Home Improvement Sees Growth While New Home Sales Slump

Architects, contractors, remodelers and design-build firms report optimism

While landscape and outdoor specialty segments see a dip.

A good portion of the renovation and design industry is feeling optimistic about its business prospects, according to the latest Houzz Renovation Barometer, released this week. The quarterly index tracks optimism among architects, designers, general contractors and remodelers, design-build firms, building and renovation specialty firms, and landscape and outdoor specialty firms. 

Four out of six industry sectors reported optimism for the first quarter of 2017 in line with one year ago. Notably, the confidence of architects rose, after having dwindled the past several quarters. But confidence among building specialty and outdoor specialty firms dipped slightly for the time of year, perhaps due to stormy winter weather conditions. Labor shortages also are continuing to hold back some firms, particularly in the Midwest. Read on to get the latest pulse of the renovation market.

Labor shortages continue. Three out of 4 general contractors, remodelers and design-build firms reported moderate to severe labor shortages across a broad range of skilled trades. Finish carpenters are in shortest supply. General laborers are also difficult to hire.

Shortages are worst in the Midwest. The middle portion of the United States is experiencing the most severe labor shortages across most of the trades.

Down about 635,000 employees. Between January 2007 and January 2011, a period of crisis for the housing market, U.S. residential building and remodeling firms and specialty trade firms (such as plumbers and carpenters) together lost about 1.35 million employees, according to the Bureau of Labor Statistics. These two sectors have gained back about 710,000 employees as of March 2017. But there are still 635,000 fewer workers than at the 2007 peak: 420,000 fewer workers in the specialty trades and 215,000 in residential building.

(Note that these numbers do not include people working in the field who don’t have an employee, for example, a plumber working solo.)

Architect optimism bounces back. After a few quarters of declining optimism, the Barometer reading for architects’ sentiment about the state of their industry ticked up 12 points during the first quarter of 2017, to 66, compared with 54 during the last three months of 2016. (A reading over 50 indicates that more firms are reporting that business activity is higher than reporting it is lower, compared to the prior quarter.) 

For all the industry sectors, an uptick in Barometer scores is typical in the first quarter of the year compared with the last quarter of the year, when the volume of work tends to be lower. So it’s helpful to see how scores compare with the same quarter in the previous year, in this case the first quarter of 2016. Scores for architects and designers are now nearly at the same level as one year ago.

Scores for contractors, remodelers and design-build firms are up. The Barometer scores for design-build firms and general contractors and remodelers also rose in the first three months of this year, compared with the last three months of 2016. For general contractors and remodelers, the score is at the same level as in the first quarter of 2016. The score for design-build firms compared with a year earlier is nearly the same, up just one point.

Landscape and outdoor specialties see optimism dip from one year ago. Scores are up compared with the previous quarter for landscape and outdoor specialty firms, as well as specialty building and renovation firms. Landscape and outdoor specialties include landscape architects, designers and contractors; outdoor replacement trades such as pavers; and outdoor product installers, manufacturers and resellers of items such as pools and spas. But notably, the scores for these two groups are down compared with one year earlier.
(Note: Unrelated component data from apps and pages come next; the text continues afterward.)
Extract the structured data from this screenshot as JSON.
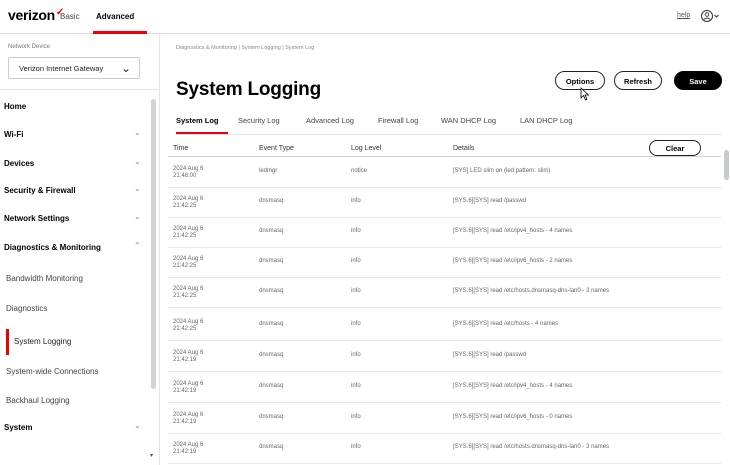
{
  "header": {
    "logo": "verizon",
    "logo_mark": "✓",
    "tabs": [
      {
        "label": "Basic"
      },
      {
        "label": "Advanced"
      }
    ],
    "link": "help",
    "user_icon": "user-circle-icon"
  },
  "sidebar": {
    "network_label": "Network Device",
    "network_value": "Verizon Internet Gateway",
    "items": [
      {
        "label": "Home"
      },
      {
        "label": "Wi-Fi"
      },
      {
        "label": "Devices"
      },
      {
        "label": "Security & Firewall"
      },
      {
        "label": "Network Settings"
      },
      {
        "label": "Diagnostics & Monitoring"
      },
      {
        "label": "Bandwidth Monitoring"
      },
      {
        "label": "Diagnostics"
      },
      {
        "label": "System Logging"
      },
      {
        "label": "System-wide Connections"
      },
      {
        "label": "Backhaul Logging"
      },
      {
        "label": "System"
      }
    ]
  },
  "main": {
    "breadcrumb": "Diagnostics & Monitoring  |  System Logging  |  System Log",
    "title": "System Logging",
    "buttons": {
      "options": "Options",
      "refresh": "Refresh",
      "save": "Save",
      "clear": "Clear"
    },
    "log_tabs": [
      "System Log",
      "Security Log",
      "Advanced Log",
      "Firewall Log",
      "WAN DHCP Log",
      "LAN DHCP Log"
    ],
    "columns": [
      "Time",
      "Event Type",
      "Log Level",
      "Details"
    ],
    "rows": [
      {
        "time": "2024 Aug 6\n21:48:00",
        "event": "ledmgr",
        "level": "notice",
        "details": "[SYS] LED slim on (led pattern: slim)"
      },
      {
        "time": "2024 Aug 6\n21:42:25",
        "event": "dnsmasq",
        "level": "info",
        "details": "[SYS.6][SYS] read /passwd"
      },
      {
        "time": "2024 Aug 6\n21:42:25",
        "event": "dnsmasq",
        "level": "info",
        "details": "[SYS.6][SYS] read /etc/ipv4_hosts - 4 names"
      },
      {
        "time": "2024 Aug 6\n21:42:25",
        "event": "dnsmasq",
        "level": "info",
        "details": "[SYS.6][SYS] read /etc/ipv6_hosts - 2 names"
      },
      {
        "time": "2024 Aug 6\n21:42:25",
        "event": "dnsmasq",
        "level": "info",
        "details": "[SYS.6][SYS] read /etc/hosts.dnsmasq-dns-lan0 - 3 names"
      },
      {
        "time": "2024 Aug 6\n21:42:25",
        "event": "dnsmasq",
        "level": "info",
        "details": "[SYS.6][SYS] read /etc/hosts - 4 names"
      },
      {
        "time": "2024 Aug 6\n21:42:19",
        "event": "dnsmasq",
        "level": "info",
        "details": "[SYS.6][SYS] read /passwd"
      },
      {
        "time": "2024 Aug 6\n21:42:19",
        "event": "dnsmasq",
        "level": "info",
        "details": "[SYS.6][SYS] read /etc/ipv4_hosts - 4 names"
      },
      {
        "time": "2024 Aug 6\n21:42:19",
        "event": "dnsmasq",
        "level": "info",
        "details": "[SYS.6][SYS] read /etc/ipv6_hosts - 0 names"
      },
      {
        "time": "2024 Aug 6\n21:42:19",
        "event": "dnsmasq",
        "level": "info",
        "details": "[SYS.6][SYS] read /etc/hosts.dnsmasq-dns-lan0 - 3 names"
      }
    ]
  },
  "colors": {
    "accent": "#ee0000",
    "primary_button": "#000000"
  }
}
Weather has a much bigger effect on these two groups than on the others.

Number of inquiries and size of projects are up from fourth-quarter 2016. This chart show the components of the Houzz Renovation Barometer: the number of new inquiries, the number of new projects or orders, and the size of new projects or orders. The score of 74 for architecture firms in first-quarter 2017 indicates that for many firms, the number of inquiries was up compared with the prior quarter. Their score of 67 for new projects or orders shows a similar uptick. All industry segments reported an upward trend in scores for inquiries and new projects from the last quarter, while the picture from one year ago is mixed.

Northeast firms are feeling less buoyant. Compared with other regions, building or renovation specialty firms and outdoor or landscaping specialty firms in the Northeast are projecting weaker confidence than is typical for the beginning of the year. Other industry groups in the Northeast are also indicating relatively weaker confidence. The Houzz research team attributes the weakness to mid-March storms; bad weather can depress business activity for these specialty firms in particular.

The Houzz Renovation Barometer survey was fielded March 24 to April 12, 2017, and received responses from 2,919 professionals.